▶ TASK DATA
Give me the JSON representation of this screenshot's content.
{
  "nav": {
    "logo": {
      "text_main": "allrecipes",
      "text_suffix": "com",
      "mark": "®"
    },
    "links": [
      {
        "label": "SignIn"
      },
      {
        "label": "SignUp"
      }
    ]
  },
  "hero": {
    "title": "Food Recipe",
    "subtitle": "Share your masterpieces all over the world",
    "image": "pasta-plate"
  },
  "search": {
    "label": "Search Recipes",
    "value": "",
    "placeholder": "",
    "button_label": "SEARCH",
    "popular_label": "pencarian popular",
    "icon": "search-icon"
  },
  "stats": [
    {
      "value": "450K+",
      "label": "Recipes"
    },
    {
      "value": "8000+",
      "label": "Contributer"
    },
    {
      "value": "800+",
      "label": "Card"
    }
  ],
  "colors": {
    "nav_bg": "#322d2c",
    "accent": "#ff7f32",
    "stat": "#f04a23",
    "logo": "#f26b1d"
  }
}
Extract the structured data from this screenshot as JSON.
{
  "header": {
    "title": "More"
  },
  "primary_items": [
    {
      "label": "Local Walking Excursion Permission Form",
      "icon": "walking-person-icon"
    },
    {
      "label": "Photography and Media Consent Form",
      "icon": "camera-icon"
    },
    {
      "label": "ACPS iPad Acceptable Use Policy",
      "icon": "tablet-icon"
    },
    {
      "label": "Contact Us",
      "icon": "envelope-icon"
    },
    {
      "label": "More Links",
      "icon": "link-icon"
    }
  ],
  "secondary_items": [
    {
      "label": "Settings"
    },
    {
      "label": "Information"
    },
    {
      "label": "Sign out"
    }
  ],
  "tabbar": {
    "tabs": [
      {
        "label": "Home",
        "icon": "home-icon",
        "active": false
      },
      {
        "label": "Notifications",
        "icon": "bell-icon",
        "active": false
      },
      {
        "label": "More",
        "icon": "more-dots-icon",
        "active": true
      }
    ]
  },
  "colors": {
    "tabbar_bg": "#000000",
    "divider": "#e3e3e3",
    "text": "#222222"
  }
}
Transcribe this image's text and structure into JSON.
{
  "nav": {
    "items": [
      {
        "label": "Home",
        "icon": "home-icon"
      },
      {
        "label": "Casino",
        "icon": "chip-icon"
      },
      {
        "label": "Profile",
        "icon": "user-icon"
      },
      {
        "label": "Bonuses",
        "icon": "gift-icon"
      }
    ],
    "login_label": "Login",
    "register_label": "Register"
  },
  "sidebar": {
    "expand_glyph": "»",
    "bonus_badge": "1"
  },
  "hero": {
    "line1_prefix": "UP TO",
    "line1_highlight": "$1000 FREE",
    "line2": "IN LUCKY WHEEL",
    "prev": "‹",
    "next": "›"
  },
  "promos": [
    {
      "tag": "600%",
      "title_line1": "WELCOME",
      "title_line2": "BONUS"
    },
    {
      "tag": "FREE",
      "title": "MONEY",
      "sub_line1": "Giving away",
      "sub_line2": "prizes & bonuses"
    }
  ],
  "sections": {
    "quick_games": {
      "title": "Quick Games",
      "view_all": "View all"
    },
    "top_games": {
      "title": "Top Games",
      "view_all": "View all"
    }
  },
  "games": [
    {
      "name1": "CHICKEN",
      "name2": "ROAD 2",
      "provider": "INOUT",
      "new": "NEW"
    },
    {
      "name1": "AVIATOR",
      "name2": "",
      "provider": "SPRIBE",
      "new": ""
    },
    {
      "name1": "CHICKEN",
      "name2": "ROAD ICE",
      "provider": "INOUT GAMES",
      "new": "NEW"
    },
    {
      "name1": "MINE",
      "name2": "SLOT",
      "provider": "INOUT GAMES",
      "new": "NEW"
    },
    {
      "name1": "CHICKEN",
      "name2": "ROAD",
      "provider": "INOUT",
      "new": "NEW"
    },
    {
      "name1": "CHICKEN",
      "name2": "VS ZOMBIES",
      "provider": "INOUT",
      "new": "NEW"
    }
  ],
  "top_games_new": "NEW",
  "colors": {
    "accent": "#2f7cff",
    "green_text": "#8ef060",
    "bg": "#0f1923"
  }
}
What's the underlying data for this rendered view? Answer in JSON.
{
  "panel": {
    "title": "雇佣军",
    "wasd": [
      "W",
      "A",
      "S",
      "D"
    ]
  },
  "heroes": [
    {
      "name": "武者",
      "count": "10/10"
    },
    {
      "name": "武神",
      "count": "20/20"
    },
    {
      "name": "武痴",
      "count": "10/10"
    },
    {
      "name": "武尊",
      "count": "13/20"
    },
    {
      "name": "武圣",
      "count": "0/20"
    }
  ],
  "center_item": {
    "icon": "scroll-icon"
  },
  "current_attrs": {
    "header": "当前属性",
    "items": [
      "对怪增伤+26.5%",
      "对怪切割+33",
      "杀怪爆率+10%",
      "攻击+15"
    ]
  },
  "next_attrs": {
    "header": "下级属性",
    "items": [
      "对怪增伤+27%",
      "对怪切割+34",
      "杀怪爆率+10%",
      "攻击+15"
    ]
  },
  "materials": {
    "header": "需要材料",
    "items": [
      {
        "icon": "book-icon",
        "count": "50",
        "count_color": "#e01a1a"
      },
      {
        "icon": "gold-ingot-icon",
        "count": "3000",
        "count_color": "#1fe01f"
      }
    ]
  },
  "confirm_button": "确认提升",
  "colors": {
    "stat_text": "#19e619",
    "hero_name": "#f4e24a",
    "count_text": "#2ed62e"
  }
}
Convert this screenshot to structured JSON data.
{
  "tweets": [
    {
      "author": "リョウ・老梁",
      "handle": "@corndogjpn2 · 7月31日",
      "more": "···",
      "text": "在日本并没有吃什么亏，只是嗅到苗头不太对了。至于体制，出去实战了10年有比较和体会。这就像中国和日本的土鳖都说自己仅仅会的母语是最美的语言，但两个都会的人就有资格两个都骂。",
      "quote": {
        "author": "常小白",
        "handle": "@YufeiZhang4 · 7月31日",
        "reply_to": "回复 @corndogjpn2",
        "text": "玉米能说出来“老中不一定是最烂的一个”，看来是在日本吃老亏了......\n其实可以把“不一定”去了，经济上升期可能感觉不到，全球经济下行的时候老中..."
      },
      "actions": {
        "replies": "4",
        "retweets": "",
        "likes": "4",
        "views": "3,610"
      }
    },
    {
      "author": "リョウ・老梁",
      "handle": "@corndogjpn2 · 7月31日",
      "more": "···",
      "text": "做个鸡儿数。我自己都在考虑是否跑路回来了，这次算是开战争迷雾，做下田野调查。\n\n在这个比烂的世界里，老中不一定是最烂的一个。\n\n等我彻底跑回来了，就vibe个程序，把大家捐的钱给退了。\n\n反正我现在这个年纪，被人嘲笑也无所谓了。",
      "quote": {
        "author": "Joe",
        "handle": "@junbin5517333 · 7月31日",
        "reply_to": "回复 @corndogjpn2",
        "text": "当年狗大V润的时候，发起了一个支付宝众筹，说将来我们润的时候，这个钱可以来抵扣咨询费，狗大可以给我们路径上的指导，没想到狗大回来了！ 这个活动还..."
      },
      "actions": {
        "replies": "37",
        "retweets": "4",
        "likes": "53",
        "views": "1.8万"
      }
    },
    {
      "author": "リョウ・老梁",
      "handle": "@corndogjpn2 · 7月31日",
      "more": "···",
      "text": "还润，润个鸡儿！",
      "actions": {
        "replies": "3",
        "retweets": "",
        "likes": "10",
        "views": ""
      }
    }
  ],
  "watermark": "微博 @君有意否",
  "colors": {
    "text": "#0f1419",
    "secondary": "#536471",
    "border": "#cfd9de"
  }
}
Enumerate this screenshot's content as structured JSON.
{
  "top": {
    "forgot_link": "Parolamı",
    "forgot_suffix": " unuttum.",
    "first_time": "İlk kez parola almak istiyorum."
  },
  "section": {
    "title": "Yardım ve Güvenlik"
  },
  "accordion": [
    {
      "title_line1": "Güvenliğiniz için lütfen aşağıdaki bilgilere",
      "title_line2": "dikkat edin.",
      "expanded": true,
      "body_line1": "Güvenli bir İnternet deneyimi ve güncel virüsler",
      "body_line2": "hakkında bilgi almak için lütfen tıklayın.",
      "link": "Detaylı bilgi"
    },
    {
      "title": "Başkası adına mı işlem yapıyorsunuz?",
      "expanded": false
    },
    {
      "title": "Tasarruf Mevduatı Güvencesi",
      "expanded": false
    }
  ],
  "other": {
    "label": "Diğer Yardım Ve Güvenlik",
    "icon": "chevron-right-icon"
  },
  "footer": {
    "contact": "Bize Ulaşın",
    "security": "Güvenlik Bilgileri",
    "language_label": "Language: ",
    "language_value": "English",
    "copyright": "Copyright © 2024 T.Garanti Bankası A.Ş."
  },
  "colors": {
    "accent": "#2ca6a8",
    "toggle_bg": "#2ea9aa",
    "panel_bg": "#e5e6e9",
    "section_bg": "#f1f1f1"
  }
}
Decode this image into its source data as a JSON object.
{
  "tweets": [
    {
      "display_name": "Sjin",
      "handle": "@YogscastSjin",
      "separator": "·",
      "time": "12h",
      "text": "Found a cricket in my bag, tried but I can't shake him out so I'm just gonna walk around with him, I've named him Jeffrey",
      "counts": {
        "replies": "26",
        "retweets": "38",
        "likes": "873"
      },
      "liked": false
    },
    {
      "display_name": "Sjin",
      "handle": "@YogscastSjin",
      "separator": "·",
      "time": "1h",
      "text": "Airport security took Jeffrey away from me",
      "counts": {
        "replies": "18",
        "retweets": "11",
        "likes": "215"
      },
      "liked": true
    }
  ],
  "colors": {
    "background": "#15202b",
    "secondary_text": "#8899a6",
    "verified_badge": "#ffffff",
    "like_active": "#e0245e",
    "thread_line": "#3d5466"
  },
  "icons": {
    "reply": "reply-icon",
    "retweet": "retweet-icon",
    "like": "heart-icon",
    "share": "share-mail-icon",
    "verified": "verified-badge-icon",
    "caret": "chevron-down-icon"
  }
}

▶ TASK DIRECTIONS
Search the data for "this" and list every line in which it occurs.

▶ TASK OUTPUT
Give me the JSON representation of this screenshot's content.
Extract the structured data from this screenshot as JSON.
Transcribe this image's text and structure into JSON.
What's the underlying data for this rendered view? Answer in JSON.
Convert this screenshot to structured JSON data.
Enumerate this screenshot's content as structured JSON.
Decode this image into its source data as a JSON object.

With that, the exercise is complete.